** Opening MATERIAL SHOWN block **

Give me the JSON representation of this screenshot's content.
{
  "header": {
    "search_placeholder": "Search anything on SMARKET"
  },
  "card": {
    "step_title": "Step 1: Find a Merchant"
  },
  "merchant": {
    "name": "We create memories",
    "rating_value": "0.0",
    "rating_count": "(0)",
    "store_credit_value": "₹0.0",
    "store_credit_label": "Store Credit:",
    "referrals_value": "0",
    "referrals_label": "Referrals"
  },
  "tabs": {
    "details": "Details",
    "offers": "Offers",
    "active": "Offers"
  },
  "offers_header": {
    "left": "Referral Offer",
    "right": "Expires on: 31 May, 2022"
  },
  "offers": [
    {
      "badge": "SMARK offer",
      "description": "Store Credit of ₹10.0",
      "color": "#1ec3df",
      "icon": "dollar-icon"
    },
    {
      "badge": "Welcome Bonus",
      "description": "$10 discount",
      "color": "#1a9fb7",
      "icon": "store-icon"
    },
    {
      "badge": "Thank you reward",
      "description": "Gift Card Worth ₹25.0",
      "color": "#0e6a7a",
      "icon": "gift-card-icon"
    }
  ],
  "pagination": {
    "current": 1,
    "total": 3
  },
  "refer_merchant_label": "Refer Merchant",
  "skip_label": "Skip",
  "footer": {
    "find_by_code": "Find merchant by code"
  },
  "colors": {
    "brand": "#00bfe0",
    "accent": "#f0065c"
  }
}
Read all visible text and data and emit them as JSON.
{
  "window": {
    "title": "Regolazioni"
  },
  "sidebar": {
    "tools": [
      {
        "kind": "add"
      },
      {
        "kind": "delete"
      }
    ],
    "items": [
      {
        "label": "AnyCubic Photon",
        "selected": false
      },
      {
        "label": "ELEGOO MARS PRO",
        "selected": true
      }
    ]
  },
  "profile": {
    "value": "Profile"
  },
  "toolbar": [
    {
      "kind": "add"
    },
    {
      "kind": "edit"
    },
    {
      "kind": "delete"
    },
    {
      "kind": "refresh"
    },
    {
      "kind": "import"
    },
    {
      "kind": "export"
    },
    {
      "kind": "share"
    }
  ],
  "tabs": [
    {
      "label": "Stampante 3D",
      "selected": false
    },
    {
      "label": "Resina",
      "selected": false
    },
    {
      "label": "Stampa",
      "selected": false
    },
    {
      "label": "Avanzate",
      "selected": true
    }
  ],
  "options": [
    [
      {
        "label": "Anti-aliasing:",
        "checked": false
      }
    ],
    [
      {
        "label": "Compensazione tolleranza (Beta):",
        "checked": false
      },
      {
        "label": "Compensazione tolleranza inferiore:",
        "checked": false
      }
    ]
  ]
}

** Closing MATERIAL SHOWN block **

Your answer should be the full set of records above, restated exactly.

ANSWER AREA:
Give me the JSON representation of this screenshot's content.
{
  "header": {
    "search_placeholder": "Search anything on SMARKET"
  },
  "card": {
    "step_title": "Step 1: Find a Merchant"
  },
  "merchant": {
    "name": "We create memories",
    "rating_value": "0.0",
    "rating_count": "(0)",
    "store_credit_value": "₹0.0",
    "store_credit_label": "Store Credit:",
    "referrals_value": "0",
    "referrals_label": "Referrals"
  },
  "tabs": {
    "details": "Details",
    "offers": "Offers",
    "active": "Offers"
  },
  "offers_header": {
    "left": "Referral Offer",
    "right": "Expires on: 31 May, 2022"
  },
  "offers": [
    {
      "badge": "SMARK offer",
      "description": "Store Credit of ₹10.0",
      "color": "#1ec3df",
      "icon": "dollar-icon"
    },
    {
      "badge": "Welcome Bonus",
      "description": "$10 discount",
      "color": "#1a9fb7",
      "icon": "store-icon"
    },
    {
      "badge": "Thank you reward",
      "description": "Gift Card Worth ₹25.0",
      "color": "#0e6a7a",
      "icon": "gift-card-icon"
    }
  ],
  "pagination": {
    "current": 1,
    "total": 3
  },
  "refer_merchant_label": "Refer Merchant",
  "skip_label": "Skip",
  "footer": {
    "find_by_code": "Find merchant by code"
  },
  "colors": {
    "brand": "#00bfe0",
    "accent": "#f0065c"
  }
}
Read all visible text and data and emit them as JSON.
{
  "window": {
    "title": "Regolazioni"
  },
  "sidebar": {
    "tools": [
      {
        "kind": "add"
      },
      {
        "kind": "delete"
      }
    ],
    "items": [
      {
        "label": "AnyCubic Photon",
        "selected": false
      },
      {
        "label": "ELEGOO MARS PRO",
        "selected": true
      }
    ]
  },
  "profile": {
    "value": "Profile"
  },
  "toolbar": [
    {
      "kind": "add"
    },
    {
      "kind": "edit"
    },
    {
      "kind": "delete"
    },
    {
      "kind": "refresh"
    },
    {
      "kind": "import"
    },
    {
      "kind": "export"
    },
    {
      "kind": "share"
    }
  ],
  "tabs": [
    {
      "label": "Stampante 3D",
      "selected": false
    },
    {
      "label": "Resina",
      "selected": false
    },
    {
      "label": "Stampa",
      "selected": false
    },
    {
      "label": "Avanzate",
      "selected": true
    }
  ],
  "options": [
    [
      {
        "label": "Anti-aliasing:",
        "checked": false
      }
    ],
    [
      {
        "label": "Compensazione tolleranza (Beta):",
        "checked": false
      },
      {
        "label": "Compensazione tolleranza inferiore:",
        "checked": false
      }
    ]
  ]
}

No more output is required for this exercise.